After all this, the authorities of the NCRI instructed the members to denounce their former colleagues; those who left the Council and criticized its internal undemocratic relations. As a result, articles in this regard were published by the likes of Mansur Qadarkhah and Parviz Khazai and others. But the majority refused to take part and did not accept to betray their old friends and repeat the MKO’s fabricated lies about them. Of course they had their own excuses. Some put it this way, that it would be better that they keep their contact with them in order to keep the way back to the NCR open for them. Some explained that they have family relationships and old friendship so they would be ashamed to turn against them. Some of course being under pressure by the MKO leaders did write something without mentioning any names just to comply with their demands.
Reports indicate that the NCR members openly bring their disputes for discussion to the sessions and complain about the lack of the minimum of democratic rights when decisions are made. The articles that the members write for the websites and publications are edited by NCR officials before being published and sometimes their contents are totally altered.
The NCR members argue that although the MKO members have accepted a super military discipline and they must accept orders without question, this obviously should not be the case for the NCRI members.
The present members of the NCRI discuss the term “national” in the National Council of Resistance and say that this means that the Council must contain all tendencies of the Iranian people, but in reality it only represents the MKO and its policies and ideas and only obeys the instructions of Massoud Rajavi. The same argument is put for the MKO satellite television program which is called “National TV” but only reflects the ideas of the Rajavi cult.
They also argue that the term “council” means that all decisions must be taken collectively after adequate discussion; otherwise it has no difference from the Mojahedin-e Khalq Organization. They say that from the beginning it was accepted that the policies of the Council be criticized and opposed by the members, but now anyone doing so is accused of being at the disposal of the Iranian regime. This trick is constantly used to silence the discontented members, though the critics continue with their disputes. In many Western countries the members and supporters of the NCR talk about these issues openly and bluntly.
One other matter the members claim is that in recent years many members left the NCRI but no one was recruited, and all those proposed to become members were opposed by the MKO leaders who hold hegemony over the Council. They ask firstly, why they do not allow more dignitaries and organizations to become members and secondly, why the opinions of the present members, when they are not in agreement with the MKO policies, are immediately ruled out and suppressed.
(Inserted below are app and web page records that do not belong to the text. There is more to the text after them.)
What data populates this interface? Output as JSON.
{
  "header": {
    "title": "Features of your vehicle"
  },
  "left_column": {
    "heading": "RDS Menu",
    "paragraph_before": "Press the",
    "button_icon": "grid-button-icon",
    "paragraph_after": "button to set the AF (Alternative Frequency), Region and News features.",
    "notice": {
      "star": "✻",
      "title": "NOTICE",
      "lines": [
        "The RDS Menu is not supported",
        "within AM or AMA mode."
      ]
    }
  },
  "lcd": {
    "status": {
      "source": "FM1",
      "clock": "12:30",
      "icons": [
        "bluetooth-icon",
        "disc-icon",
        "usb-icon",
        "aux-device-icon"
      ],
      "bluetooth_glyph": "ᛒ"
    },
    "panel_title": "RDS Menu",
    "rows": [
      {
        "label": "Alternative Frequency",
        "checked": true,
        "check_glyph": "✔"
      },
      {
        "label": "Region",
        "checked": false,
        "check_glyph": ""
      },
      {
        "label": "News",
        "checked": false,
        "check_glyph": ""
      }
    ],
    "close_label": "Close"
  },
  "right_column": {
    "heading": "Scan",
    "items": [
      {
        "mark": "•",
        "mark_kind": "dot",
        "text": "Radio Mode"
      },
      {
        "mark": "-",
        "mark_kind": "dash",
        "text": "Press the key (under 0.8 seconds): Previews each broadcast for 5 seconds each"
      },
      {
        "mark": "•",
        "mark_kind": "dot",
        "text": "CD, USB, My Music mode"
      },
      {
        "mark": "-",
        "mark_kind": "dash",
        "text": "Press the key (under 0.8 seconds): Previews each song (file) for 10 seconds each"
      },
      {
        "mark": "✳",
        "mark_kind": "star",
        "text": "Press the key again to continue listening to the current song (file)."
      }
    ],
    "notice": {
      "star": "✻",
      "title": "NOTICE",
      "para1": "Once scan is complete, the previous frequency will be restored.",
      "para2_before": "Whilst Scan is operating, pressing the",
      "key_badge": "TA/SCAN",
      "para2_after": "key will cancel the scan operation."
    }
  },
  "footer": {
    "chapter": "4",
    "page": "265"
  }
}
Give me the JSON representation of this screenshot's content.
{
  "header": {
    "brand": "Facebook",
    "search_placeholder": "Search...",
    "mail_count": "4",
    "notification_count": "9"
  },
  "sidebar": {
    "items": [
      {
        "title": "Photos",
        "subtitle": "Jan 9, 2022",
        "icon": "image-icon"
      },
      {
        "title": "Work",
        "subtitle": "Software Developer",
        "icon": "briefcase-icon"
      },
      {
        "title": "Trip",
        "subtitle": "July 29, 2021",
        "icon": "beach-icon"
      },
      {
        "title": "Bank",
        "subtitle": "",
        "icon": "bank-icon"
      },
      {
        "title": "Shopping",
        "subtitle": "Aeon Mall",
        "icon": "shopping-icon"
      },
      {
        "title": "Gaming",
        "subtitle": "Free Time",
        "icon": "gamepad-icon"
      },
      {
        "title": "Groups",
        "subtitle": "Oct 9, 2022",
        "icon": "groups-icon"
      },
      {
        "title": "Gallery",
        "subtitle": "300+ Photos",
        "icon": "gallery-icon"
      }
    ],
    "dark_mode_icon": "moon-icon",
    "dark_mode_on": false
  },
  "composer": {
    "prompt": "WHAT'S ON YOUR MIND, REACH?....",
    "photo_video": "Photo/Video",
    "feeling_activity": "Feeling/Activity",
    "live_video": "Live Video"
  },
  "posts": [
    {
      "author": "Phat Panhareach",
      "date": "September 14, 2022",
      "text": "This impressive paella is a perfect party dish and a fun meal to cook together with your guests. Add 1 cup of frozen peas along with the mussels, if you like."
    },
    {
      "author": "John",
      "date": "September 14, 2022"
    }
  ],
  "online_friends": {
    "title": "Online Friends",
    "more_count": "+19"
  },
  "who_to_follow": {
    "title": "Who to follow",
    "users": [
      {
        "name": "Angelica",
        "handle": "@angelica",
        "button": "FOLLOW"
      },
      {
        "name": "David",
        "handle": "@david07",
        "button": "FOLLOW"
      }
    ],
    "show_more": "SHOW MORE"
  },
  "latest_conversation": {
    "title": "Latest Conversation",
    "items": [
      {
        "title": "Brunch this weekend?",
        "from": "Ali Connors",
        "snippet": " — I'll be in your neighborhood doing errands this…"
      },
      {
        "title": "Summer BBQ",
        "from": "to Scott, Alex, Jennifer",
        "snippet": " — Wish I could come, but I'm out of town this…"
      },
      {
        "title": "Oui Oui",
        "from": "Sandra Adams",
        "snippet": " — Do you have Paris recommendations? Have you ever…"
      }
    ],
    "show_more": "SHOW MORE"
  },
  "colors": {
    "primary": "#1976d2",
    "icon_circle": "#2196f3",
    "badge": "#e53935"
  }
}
We can deduct from the letters and messages received from within the NCRI, that we must expect more dispatches from the Council in the near future which will reveal more facts about the undemocratic internal relations of the NCRI.